Task description ::
Please copy each line of the data that includes the string "Windows".

Given data ::

****************

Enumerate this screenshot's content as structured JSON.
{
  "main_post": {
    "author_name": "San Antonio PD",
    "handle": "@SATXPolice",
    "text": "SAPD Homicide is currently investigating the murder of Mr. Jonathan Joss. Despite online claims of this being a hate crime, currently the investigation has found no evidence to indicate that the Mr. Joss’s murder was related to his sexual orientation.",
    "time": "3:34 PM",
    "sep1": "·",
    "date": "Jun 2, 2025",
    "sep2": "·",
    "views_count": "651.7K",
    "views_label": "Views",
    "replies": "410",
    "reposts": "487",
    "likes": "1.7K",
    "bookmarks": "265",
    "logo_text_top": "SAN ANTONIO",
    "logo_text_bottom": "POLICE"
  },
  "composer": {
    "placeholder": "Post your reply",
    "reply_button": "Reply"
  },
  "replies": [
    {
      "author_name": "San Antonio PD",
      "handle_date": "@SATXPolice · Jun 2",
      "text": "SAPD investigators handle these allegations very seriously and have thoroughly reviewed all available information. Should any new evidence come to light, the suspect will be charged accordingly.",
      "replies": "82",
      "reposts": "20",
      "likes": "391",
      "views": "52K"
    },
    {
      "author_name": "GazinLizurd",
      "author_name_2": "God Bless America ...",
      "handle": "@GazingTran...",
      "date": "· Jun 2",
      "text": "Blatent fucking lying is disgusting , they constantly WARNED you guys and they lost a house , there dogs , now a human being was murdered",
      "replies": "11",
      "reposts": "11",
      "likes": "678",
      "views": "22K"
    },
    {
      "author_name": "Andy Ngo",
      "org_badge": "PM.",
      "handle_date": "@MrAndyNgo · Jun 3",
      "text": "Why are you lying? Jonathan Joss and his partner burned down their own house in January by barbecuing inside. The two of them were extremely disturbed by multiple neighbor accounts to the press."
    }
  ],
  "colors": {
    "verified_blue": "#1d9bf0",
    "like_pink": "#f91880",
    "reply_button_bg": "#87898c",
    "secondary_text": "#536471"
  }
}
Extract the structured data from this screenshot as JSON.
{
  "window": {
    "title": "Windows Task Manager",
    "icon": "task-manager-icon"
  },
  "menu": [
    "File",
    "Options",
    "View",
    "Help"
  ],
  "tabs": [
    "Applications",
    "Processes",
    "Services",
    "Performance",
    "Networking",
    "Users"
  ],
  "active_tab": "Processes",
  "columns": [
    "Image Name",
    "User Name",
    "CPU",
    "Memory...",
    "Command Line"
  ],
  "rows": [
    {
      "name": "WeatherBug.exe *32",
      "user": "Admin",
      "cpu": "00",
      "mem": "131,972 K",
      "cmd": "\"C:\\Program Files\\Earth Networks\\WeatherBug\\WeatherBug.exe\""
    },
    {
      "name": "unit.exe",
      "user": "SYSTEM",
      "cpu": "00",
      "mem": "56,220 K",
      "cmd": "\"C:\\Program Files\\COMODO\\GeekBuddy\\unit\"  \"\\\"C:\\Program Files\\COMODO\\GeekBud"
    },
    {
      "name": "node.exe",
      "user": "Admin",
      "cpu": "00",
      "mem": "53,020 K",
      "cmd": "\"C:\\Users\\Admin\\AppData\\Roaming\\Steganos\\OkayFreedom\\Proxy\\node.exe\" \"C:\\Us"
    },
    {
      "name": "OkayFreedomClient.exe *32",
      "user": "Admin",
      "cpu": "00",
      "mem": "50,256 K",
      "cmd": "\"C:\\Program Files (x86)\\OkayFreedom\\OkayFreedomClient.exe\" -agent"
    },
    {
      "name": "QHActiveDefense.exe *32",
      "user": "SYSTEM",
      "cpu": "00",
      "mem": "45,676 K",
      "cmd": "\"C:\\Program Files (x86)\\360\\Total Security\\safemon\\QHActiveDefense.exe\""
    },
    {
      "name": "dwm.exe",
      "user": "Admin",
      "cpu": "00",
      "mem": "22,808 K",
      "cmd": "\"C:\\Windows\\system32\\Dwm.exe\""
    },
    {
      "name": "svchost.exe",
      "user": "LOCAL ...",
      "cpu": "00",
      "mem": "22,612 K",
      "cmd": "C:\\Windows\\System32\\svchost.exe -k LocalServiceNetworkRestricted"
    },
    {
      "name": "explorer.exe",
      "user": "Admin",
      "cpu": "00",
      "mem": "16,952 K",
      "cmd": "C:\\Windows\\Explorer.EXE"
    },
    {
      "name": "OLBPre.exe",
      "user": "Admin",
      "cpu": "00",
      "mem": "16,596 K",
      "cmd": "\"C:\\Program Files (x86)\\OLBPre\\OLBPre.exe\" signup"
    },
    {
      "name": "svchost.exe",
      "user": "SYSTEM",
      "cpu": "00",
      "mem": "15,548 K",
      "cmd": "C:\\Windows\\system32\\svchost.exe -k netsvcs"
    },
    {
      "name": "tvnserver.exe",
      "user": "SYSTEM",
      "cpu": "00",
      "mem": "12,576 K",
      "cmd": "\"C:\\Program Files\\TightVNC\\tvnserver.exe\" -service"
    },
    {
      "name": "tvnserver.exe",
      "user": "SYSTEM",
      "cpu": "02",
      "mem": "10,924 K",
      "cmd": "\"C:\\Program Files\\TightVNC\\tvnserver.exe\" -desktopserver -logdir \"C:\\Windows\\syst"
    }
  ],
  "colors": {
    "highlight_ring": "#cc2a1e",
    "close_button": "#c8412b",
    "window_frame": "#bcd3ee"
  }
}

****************

Task result ::
    "title": "Windows Task Manager",
      "cmd": "\"C:\\Windows\\system32\\Dwm.exe\""
      "cmd": "C:\\Windows\\System32\\svchost.exe -k LocalServiceNetworkRestricted"
      "cmd": "C:\\Windows\\Explorer.EXE"
      "cmd": "C:\\Windows\\system32\\svchost.exe -k netsvcs"
      "cmd": "\"C:\\Program Files\\TightVNC\\tvnserver.exe\" -desktopserver -logdir \"C:\\Windows\\syst"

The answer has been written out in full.